Culinary Arts Management

Nicholas Petti

Culinary Arts Management instructor, Nicholas Petti, began his teaching career at Mendocino College (MC) in Fall 2011. However, he and his wife, Jaimi, have lived in Mendocino County since they moved to Fort Bragg in 1991. Owners of Mendo Bistro since 1999, with Nicholas as the chef and Jaimi as the general manager, the Petti's decided to change their lifestyle when they became parents. Jaimi stayed home with their son, Marlon, while Nicholas moved into the general management position, and they promoted some of their long-term chefs to replace Nicholas in the kitchen. "A chef's life is difficult with a school-aged child," says Petti, who is committed to being available to his son on weekends and holidays during his formative years.

Now that Marlon is in school, Jaimi plans to resume the position as general manager, while Nicholas will teach at MC. He plans to remain involved in Mendo Bistro, while also providing an opportunity for the current chefs to grow, both professionally and financially.

Born in Ohio, Petti lived all over the country as a child, mostly on the Eastern seaboard. His background includes training at the California Culinary Academy, and over 20 years experience as a chef and restaurant manager. He taught six week cooking classes as a resort chef in Colorado, and he has also taught many culinary classes at Mendo Bistro.

Besides owning and managing a successful restaurant, and cooking, Petti has worked as an apartment manager, a vocational school admissions counselor, and a musician.

As the first full-time culinary arts management faculty member, Petti considers his position "a fantastic opportunity to build a program." He is proud of the new culinary arts facility that was generously donated to MC by Madelyn and Dennis Yeo, in memory of Madelyn's parents, Frank and Roslyn Keller. Spacious and shining, with state-of-the- art equipment, Petti says it is much nicer than most culinary arts teaching facilities.

Petti notes that his program begins with instruction in safety and sanitation. "A commercial kitchen is more like a welding or a machine shop than a home kitchen," he explains, "with lots of loud, hot things that can hurt you." He also emphasizes the importance of "addressing the different wants, needs, and time frames of every patron, and every plate."

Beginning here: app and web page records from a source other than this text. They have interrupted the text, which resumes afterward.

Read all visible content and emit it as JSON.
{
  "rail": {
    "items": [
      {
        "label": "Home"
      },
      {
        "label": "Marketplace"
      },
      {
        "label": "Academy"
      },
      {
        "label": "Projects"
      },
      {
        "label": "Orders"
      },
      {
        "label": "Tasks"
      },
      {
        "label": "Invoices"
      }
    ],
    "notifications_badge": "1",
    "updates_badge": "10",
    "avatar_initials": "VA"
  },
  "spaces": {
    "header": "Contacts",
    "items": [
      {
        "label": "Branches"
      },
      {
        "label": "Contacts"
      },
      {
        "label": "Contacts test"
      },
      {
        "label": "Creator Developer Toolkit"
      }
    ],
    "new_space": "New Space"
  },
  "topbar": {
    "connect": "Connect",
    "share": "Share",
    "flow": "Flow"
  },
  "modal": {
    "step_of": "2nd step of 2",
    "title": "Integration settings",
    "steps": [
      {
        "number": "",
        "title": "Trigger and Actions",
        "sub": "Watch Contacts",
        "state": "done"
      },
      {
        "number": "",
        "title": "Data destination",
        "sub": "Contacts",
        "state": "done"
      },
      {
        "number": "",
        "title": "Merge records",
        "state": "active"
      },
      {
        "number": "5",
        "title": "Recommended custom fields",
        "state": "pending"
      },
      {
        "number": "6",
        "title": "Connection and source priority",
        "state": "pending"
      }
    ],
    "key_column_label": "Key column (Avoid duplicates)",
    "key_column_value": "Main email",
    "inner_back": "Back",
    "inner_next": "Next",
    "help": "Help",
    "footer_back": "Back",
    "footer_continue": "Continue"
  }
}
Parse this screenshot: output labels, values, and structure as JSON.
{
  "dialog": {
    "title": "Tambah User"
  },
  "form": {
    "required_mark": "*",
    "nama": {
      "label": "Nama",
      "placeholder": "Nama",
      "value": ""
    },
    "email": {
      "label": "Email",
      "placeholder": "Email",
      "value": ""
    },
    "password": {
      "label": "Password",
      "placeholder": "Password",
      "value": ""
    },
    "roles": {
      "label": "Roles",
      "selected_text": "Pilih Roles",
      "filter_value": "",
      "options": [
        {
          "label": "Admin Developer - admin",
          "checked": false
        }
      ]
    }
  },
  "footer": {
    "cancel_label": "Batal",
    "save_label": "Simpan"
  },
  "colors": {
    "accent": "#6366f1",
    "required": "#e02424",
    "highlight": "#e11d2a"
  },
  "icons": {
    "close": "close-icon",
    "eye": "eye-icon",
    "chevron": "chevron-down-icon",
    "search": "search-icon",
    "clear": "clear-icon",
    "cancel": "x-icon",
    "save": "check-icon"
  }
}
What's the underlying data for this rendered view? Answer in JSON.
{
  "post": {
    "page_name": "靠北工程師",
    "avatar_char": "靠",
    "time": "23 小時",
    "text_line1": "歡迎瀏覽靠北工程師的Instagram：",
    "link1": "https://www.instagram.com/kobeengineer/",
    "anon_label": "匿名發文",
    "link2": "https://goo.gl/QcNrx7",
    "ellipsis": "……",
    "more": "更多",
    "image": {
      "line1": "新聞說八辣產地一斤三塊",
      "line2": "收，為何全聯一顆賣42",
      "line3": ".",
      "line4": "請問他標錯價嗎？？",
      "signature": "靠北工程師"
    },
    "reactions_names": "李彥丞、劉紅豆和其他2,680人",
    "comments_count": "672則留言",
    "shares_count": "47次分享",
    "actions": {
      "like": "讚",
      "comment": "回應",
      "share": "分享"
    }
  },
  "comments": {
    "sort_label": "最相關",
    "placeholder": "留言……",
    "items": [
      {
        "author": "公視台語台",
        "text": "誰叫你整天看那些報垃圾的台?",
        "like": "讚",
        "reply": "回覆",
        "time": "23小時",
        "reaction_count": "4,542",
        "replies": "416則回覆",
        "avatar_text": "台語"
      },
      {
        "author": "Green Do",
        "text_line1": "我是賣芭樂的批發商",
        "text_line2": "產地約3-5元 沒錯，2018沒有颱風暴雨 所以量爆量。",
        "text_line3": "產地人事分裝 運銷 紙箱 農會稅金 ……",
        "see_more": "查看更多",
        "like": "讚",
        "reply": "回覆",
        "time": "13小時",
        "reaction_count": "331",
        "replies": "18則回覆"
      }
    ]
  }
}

Although the program focus will be on the restaurant world, Petti says the classes are also appropriate for family cooks who want to learn new cooking techniques and recipes.

Petti looks forward to meeting food and wine producers in the area, with an eye to eventually having groups of MC culinary arts students available to cook for local events. He also hopes to have a student-run cafe on campus in the future.

He says while that "the Coast" has been the culinary focus of the area, he hopes to capture the potential for moving that focus inland. "It will take cooperation to make that happen," he says, "because people who come here for a dining experience, will also need interesting, developed, attractions to keep them here for a week, or a weekend."

Petti notes that both he and Jaimi have family in the area, and that Jaimi's father, Gene Parsons, was the first musical artist in residence at MC. Besides spending time with family, Petti enjoys playing his pedal steel guitar, and reading. As a hobby, he performs magic shows for children as Professor Niko Mumblemore.